I have a beautiful handmade French bike and a family member who was on the Netherlands Olympic team for cycling. But I value my life and eschew all 2-wheeled activities because the idiots here cannot operate motor vehicles safely around each other,let alone pedestrians or other transportation modes.
Ignatius Smith (Brooklyn)
I love cycling. I moved to Brooklyn more than 30 years ago I knew almost immediately that cycling on the streets here was not safe. Between the cars, trucks, buses, pedestrians and now people not wearing masks - forgetaboutit.
Glen (Pleasantville)
The bicycling infrastructure in the Netherlands is amazing. I miss it terribly. There was nowhere you could not go - safely and directly - on a bike. I wish more Americans were able to travel and to imagine other possibilities besides cars, cars, cars, and more cars.
Aristotle (SOCAL)
Rightly or wrongly I began forming my opinion of Mr. Cantrell as a race organizer upon reading the description of him as "camel-smoking." It would be an opinion later substantiated throughout the story.
Red (NJ)
You felt the way the writer wanted you to feel. Perhaps you can look up the Barkley Marathon and decide for yourself how to judge someone.
Michael Kauffman (Santa Monica)
“The race’s organizer, Gary Cantrell, said he studied the route and considered it safe.” Apparently not...
Sylvia (New York)
@Michael Kauffman agreed. According to his own standards apparently.
Sam K (Chicago, IL)
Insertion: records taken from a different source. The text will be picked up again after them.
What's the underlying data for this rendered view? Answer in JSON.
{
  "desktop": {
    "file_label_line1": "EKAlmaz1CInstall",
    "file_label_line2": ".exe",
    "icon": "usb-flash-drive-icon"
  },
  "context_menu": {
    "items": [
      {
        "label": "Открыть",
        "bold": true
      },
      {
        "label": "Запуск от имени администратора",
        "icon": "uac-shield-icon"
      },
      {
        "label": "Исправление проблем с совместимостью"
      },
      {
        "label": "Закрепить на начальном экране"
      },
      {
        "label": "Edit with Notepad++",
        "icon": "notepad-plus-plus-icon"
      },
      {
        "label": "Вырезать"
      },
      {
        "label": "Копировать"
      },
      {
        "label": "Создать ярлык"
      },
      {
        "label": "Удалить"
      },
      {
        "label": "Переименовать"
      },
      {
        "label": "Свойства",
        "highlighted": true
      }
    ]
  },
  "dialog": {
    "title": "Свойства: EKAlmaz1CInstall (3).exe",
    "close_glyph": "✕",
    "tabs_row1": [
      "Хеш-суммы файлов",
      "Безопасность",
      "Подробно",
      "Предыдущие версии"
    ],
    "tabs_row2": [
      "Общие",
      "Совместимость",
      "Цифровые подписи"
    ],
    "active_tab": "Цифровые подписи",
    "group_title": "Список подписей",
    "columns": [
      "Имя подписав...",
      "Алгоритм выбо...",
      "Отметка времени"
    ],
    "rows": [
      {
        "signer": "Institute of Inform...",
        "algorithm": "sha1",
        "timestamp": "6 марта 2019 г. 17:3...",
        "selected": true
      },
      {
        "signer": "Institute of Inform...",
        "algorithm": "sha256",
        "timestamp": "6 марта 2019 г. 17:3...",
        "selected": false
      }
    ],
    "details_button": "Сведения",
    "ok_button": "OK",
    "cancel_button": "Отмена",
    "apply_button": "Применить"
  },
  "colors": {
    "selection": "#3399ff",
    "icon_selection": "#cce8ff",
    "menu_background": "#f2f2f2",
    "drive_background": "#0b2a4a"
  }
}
The far more significant issue is that in many parts of the country, infrastructure is built to kill pedestrians. The number of pedestrians killed in the US has risen 50% since 2009, despite all the new safety technology in cars. States in the Deep South are always at the top of the list of most dangerous places for pedestrians--Alabama is #2. New arterial roads are built without any accommodation for people who aren't driving, and more and more drivers ride in trucks and SUVs that get bigger and taller every year. Was there negligence by the race organizers? Maybe, I don't know. But it's no comparison to the decades-long negligence of our government and transportation planners.
paul easton (Hartford CT)
@Sam K You may be right in general but it has nothing to do with this. How could you plan for people crossing a highway in random places in the dark? In my opinion all of those people could plead insanity.
S North (Europe)
The runner who thought that the lack of warning was dangerous was right - and he should have acted accordingly. But reasonable thinking goes out the window when you're near your goal. I think the organizer also bears responsibility. A highway should never have been part of this or any race.
Hazelmom (US)
Responsibility for Ms. McCoy's accident is clear. She bears it. An adult who runs across a busy multi-lane highway understands the consequences.
Klystron (High Desert NV)
@Hazelmom Thanks for giving this point of view but realistically, how would a north Manhattan runner understand the dangers of a pedestrian crossing a divided highway in the deep South. The organizer provided insufficient information delayed until just before the start. Her worn out shoes indicate a runner with limited resources and an unproven track.
JD (Barcelona)
@Klystron And yet she chose to continue without proper footwear and with no previous study of the route. Not wise.
Elizabeth (NC)
I can easily imagine the shock and horror of a driver on a busy highway in the dark having a person essentially run out of nowhere in front of them. If it is a test of rigor versus recklessness, with no permits, no signs, no warnings, I think most reasonable perople would believe it was reckless.
Karin (Florida)
@Elizabeth I hadn't considered that horrified driver, who will have to live with this. Not that it will assuage this kind of suffering, but perhaps a lawsuit could be brought.
L.E. (Central Texas)
@Elizabeth My first thoughts were of the driver of the car who hit the runner. What went through that person's mind when they hit someone who decided to run across a four-lane, divided highway. How horrified that person must have been.
Buff Dancer (Beverly Hills)
@Elizabeth Strange no information about the driver. Not even a "the driver refused comment". Putting a driver in the position to hit someone at 70 miles an hour is a huge part of this story.
See also